[Dataset rows for apps and sites]
##########

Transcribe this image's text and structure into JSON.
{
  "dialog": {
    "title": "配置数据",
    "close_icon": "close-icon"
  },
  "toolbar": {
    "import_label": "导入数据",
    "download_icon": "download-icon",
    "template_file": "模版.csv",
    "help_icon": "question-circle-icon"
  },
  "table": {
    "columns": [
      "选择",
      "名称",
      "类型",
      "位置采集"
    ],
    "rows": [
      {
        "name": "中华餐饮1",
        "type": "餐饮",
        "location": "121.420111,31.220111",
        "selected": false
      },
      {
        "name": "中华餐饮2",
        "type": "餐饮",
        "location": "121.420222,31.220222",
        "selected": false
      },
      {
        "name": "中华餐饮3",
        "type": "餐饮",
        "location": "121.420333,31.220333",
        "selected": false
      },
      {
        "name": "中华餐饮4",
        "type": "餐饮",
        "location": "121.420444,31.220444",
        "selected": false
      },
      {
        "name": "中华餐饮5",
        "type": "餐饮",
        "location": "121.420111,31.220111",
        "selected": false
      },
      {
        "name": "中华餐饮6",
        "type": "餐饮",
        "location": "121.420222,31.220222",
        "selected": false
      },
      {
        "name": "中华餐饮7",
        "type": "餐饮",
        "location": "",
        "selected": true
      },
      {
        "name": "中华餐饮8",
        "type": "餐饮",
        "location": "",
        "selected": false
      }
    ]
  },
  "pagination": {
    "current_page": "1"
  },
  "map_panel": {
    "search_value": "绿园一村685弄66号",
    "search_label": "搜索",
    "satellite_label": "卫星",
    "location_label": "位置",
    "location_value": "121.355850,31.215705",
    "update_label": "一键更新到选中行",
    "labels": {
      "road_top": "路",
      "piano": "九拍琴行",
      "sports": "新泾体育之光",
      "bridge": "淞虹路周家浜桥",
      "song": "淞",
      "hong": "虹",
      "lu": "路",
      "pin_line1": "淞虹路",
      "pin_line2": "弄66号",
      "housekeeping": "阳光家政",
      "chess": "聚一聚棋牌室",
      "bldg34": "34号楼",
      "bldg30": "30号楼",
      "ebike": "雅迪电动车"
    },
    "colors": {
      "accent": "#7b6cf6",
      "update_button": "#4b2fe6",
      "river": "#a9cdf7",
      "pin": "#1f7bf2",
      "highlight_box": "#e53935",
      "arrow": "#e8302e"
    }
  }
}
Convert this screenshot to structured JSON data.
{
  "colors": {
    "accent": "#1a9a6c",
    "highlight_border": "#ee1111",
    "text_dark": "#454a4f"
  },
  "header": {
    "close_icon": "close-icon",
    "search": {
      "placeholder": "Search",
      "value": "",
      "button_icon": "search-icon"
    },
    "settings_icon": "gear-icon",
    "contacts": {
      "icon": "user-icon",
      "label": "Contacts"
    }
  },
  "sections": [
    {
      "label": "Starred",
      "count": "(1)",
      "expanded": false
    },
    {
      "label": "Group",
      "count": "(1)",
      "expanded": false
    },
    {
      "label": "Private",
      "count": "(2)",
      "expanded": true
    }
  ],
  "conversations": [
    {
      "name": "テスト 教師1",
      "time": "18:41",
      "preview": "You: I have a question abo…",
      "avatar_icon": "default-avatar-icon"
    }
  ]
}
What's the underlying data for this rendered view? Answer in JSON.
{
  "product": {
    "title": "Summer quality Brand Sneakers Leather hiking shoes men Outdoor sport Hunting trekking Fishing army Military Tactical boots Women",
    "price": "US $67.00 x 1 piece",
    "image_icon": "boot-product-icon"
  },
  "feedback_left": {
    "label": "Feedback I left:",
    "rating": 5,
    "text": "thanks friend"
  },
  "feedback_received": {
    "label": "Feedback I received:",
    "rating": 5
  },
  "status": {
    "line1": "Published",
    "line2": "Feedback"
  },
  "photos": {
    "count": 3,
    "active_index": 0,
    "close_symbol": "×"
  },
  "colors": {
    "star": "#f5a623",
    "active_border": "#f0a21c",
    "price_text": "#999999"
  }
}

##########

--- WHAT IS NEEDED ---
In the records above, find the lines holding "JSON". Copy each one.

--- THE ANSWER ---
Transcribe this image's text and structure into JSON.
Convert this screenshot to structured JSON data.
What's the underlying data for this rendered view? Answer in JSON.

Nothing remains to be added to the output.